Following a decade spent establishing himself as one of Africa’s most prolific and successful pop artists, Nigeria’s King Sunny Adé (Sunday Adeniyi) came to prominence in Europe and the US in 1982. Almost unanimously embraced by critics (if not consumers), he plays juju, a flowing, sonorous musical style which has its origins in the Yoruba people of Nigeria. Adé has made more than 50 albums; only a handful have been released in the US.
The music is almost as formulaic as it is intoxicating; Adé’s long songs (often filling an entire side on African releases) contain some of the most irresistible grooves anywhere. As many as a half-dozen guitarists and an equal number of percussionists playing simple figures collectively weave an intricate web that serves as background for call-and-response vocals. Within this framework, Adé — borrowing from many other cultures — adds his own touches. Juju Music, culled from several prior LPs, relies heavily on synthesizers, Hawaiian steel guitars and reggae dub techniques. It is the densest of the first three domestic releases: ghostlike guitars float through one another with near-vocal textures for perhaps as organic a sound as can be produced with electric instruments.
Synchro System is more melodically stripped-down. Percussion dominates, especially the bubbling sound of the talking drum, an African instrument of variable pitch. On Aura, Adé sets his pan-cultural sights even further, and the rhythm tracks are almost pure beatbox in style. The vocal harmonies in his work have a distinctive Latin feel.

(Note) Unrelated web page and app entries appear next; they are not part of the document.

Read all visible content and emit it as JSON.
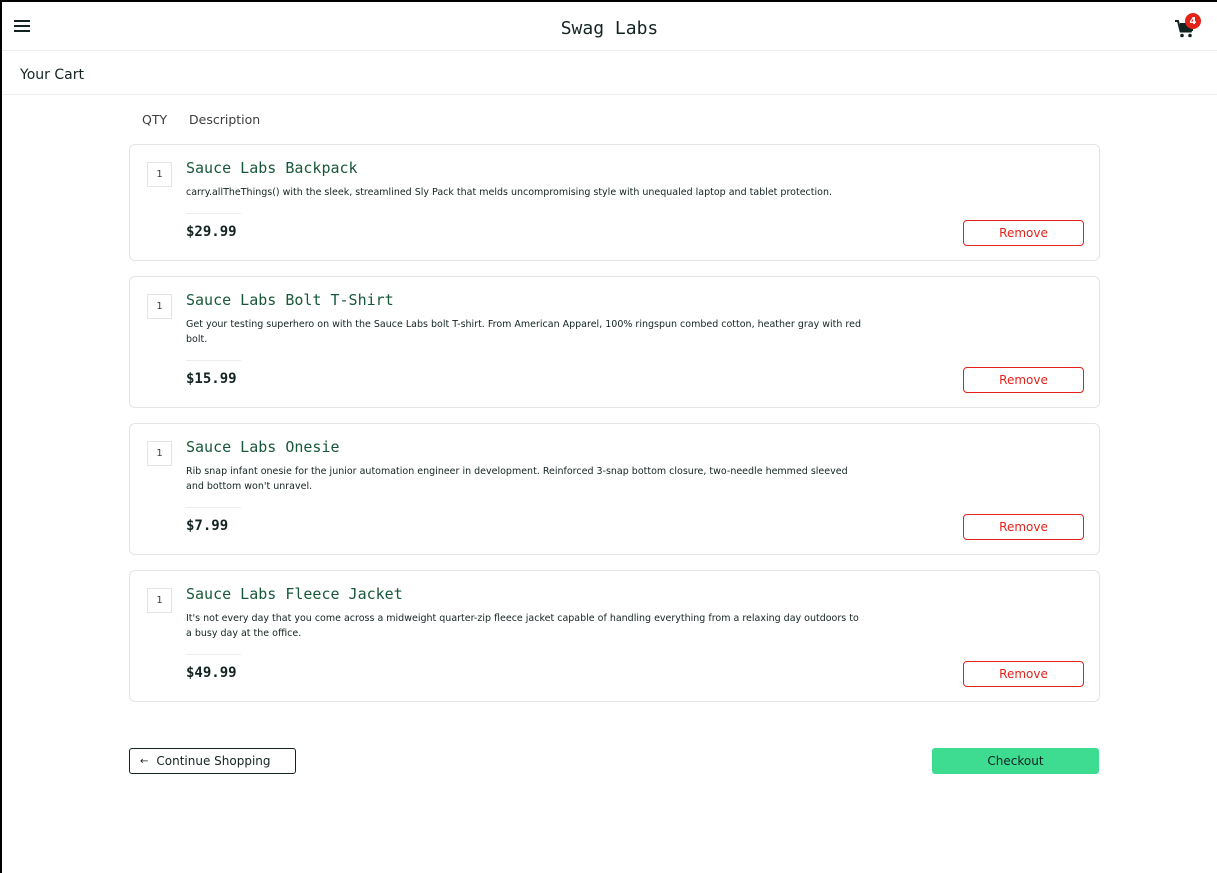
{
  "header": {
    "title": "Swag Labs",
    "cart_count": "4"
  },
  "page": {
    "title": "Your Cart"
  },
  "columns": {
    "qty": "QTY",
    "description": "Description"
  },
  "items": [
    {
      "qty": "1",
      "name": "Sauce Labs Backpack",
      "description": "carry.allTheThings() with the sleek, streamlined Sly Pack that melds uncompromising style with unequaled laptop and tablet protection.",
      "price": "$29.99",
      "remove_label": "Remove"
    },
    {
      "qty": "1",
      "name": "Sauce Labs Bolt T-Shirt",
      "description": "Get your testing superhero on with the Sauce Labs bolt T-shirt. From American Apparel, 100% ringspun combed cotton, heather gray with red bolt.",
      "price": "$15.99",
      "remove_label": "Remove"
    },
    {
      "qty": "1",
      "name": "Sauce Labs Onesie",
      "description": "Rib snap infant onesie for the junior automation engineer in development. Reinforced 3-snap bottom closure, two-needle hemmed sleeved and bottom won't unravel.",
      "price": "$7.99",
      "remove_label": "Remove"
    },
    {
      "qty": "1",
      "name": "Sauce Labs Fleece Jacket",
      "description": "It's not every day that you come across a midweight quarter-zip fleece jacket capable of handling everything from a relaxing day outdoors to a busy day at the office.",
      "price": "$49.99",
      "remove_label": "Remove"
    }
  ],
  "footer": {
    "continue_label": "Continue Shopping",
    "checkout_label": "Checkout"
  },
  "colors": {
    "accent": "#3ddc91",
    "danger": "#e2231a",
    "item_name": "#18583a"
  }
}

After it became clear that Adé was not to inherit the late Bob Marley’s role as preeminent Third World musical/cultural ambassador, he returned to being just a Nigerian national treasure. The Return of the Juju King compiles tracks from three mid-’80s albums released on his own Atom Park label. Shaking off his failure to win Western hearts, Adé sounds like a happy man again; the joyous juju reaffirms his status as one of the most captivating and important musical talents anywhere in the world today.
As it turns out, Adé’s major contribution in the West has been to open doors for others. Not having appeared on records by platinum-selling yuppie faves (as Youssou N’Dour and Ladysmith Black Mambazo have), Adé has had to watch as “world beat” became a hip way for white people to assuage their guilt and/or impress their friends. Regardless, he has continued to produce quality work; one noteworthy release is Live Live Juju, recorded in Seattle in 1987.
As much as Adé’s music flows in the studio, it is really meant to be heard live. Songs are allowed to go on longer, and the interaction between his many band members (and the audience) is far more playful and intricate. In concert, the emphasis is shifted away from the synthesizers and steel guitars and towards the real roots of juju: drums, rhythm guitars and massed voices. Live Live Juju reprises material from previous US albums, but most of the songs are new (or at least previously unissued in the US). The recording quality is excellent, and the liner notes, concerning Adé as well as the social and cultural history of Nigerian pop music, are very informative.